▸ TASK PROMPT: Tally every line of the listing below that holds "icon", then give the tally alone.

#####

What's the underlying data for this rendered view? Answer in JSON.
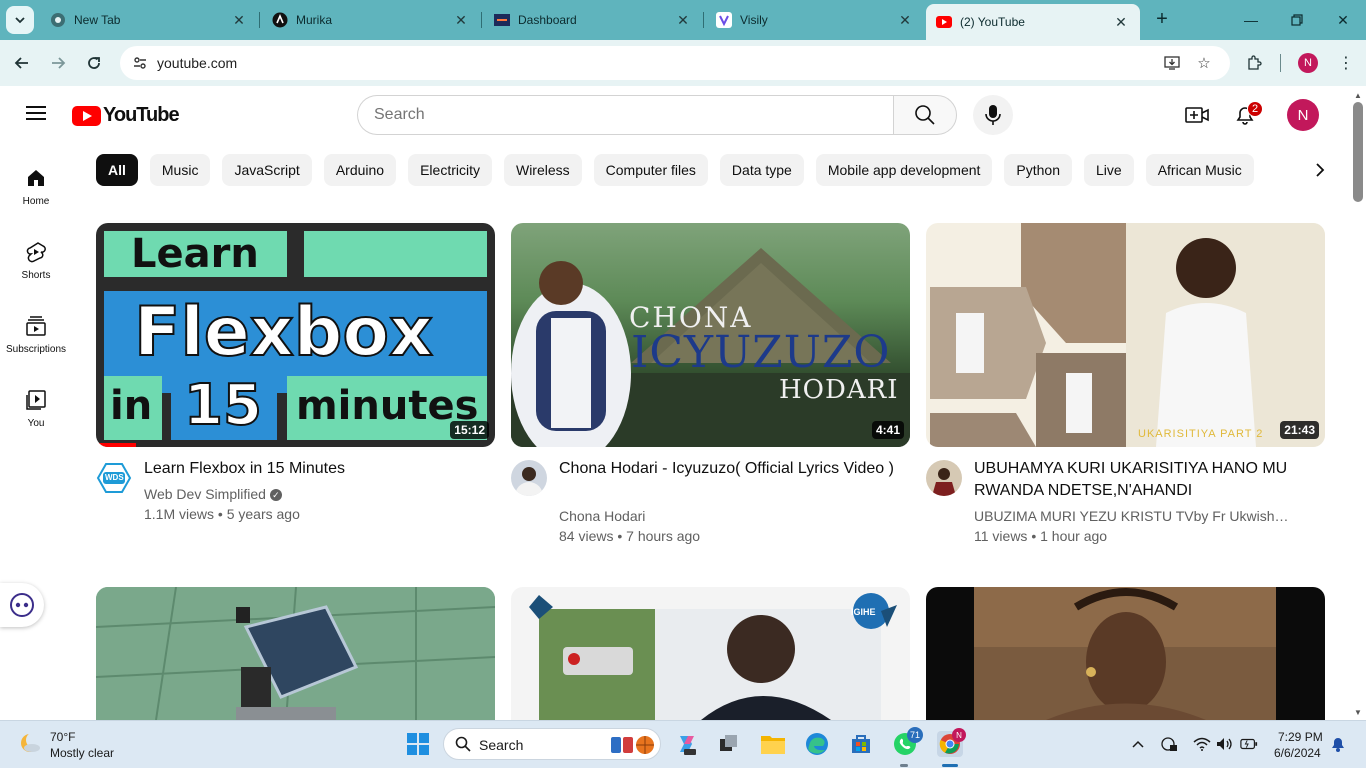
{
  "browser": {
    "tabs": [
      {
        "title": "New Tab",
        "icon": "chrome-icon"
      },
      {
        "title": "Murika",
        "icon": "murika-icon"
      },
      {
        "title": "Dashboard",
        "icon": "dashboard-icon"
      },
      {
        "title": "Visily",
        "icon": "visily-icon"
      },
      {
        "title": "(2) YouTube",
        "icon": "youtube-icon",
        "active": true
      }
    ],
    "new_tab": "+",
    "url": "youtube.com",
    "profile_initial": "N"
  },
  "youtube": {
    "logo_text": "YouTube",
    "search_placeholder": "Search",
    "notifications_count": "2",
    "avatar_initial": "N",
    "guide": [
      {
        "label": "Home",
        "icon": "home-icon"
      },
      {
        "label": "Shorts",
        "icon": "shorts-icon"
      },
      {
        "label": "Subscriptions",
        "icon": "subscriptions-icon"
      },
      {
        "label": "You",
        "icon": "you-icon"
      }
    ],
    "chips": [
      "All",
      "Music",
      "JavaScript",
      "Arduino",
      "Electricity",
      "Wireless",
      "Computer files",
      "Data type",
      "Mobile app development",
      "Python",
      "Live",
      "African Music"
    ],
    "videos": [
      {
        "title": "Learn Flexbox in 15 Minutes",
        "channel": "Web Dev Simplified",
        "meta": "1.1M views • 5 years ago",
        "duration": "15:12",
        "thumb_text": {
          "l1": "Learn",
          "l2": "Flexbox",
          "l3a": "in",
          "l3b": "15",
          "l3c": "minutes"
        },
        "avatar_text": "WDS"
      },
      {
        "title": "Chona Hodari - Icyuzuzo( Official Lyrics Video )",
        "channel": "Chona Hodari",
        "meta": "84 views • 7 hours ago",
        "duration": "4:41",
        "thumb_text": {
          "l1": "CHONA",
          "l2": "ICYUZUZO",
          "l3": "HODARI"
        }
      },
      {
        "title": "UBUHAMYA KURI UKARISITIYA HANO MU RWANDA NDETSE,N'AHANDI",
        "channel": "UBUZIMA MURI YEZU KRISTU TVby Fr Ukwishaka ...",
        "meta": "11 views • 1 hour ago",
        "duration": "21:43",
        "thumb_text": {
          "l1": "UKARISITIYA PART 2"
        }
      }
    ],
    "row2_badge": "IGIHE"
  },
  "taskbar": {
    "weather_temp": "70°F",
    "weather_desc": "Mostly clear",
    "search_label": "Search",
    "whatsapp_badge": "71",
    "chrome_badge": "N",
    "time": "7:29 PM",
    "date": "6/6/2024"
  }
}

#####

▸ RESULT FOR THIS TASK: 9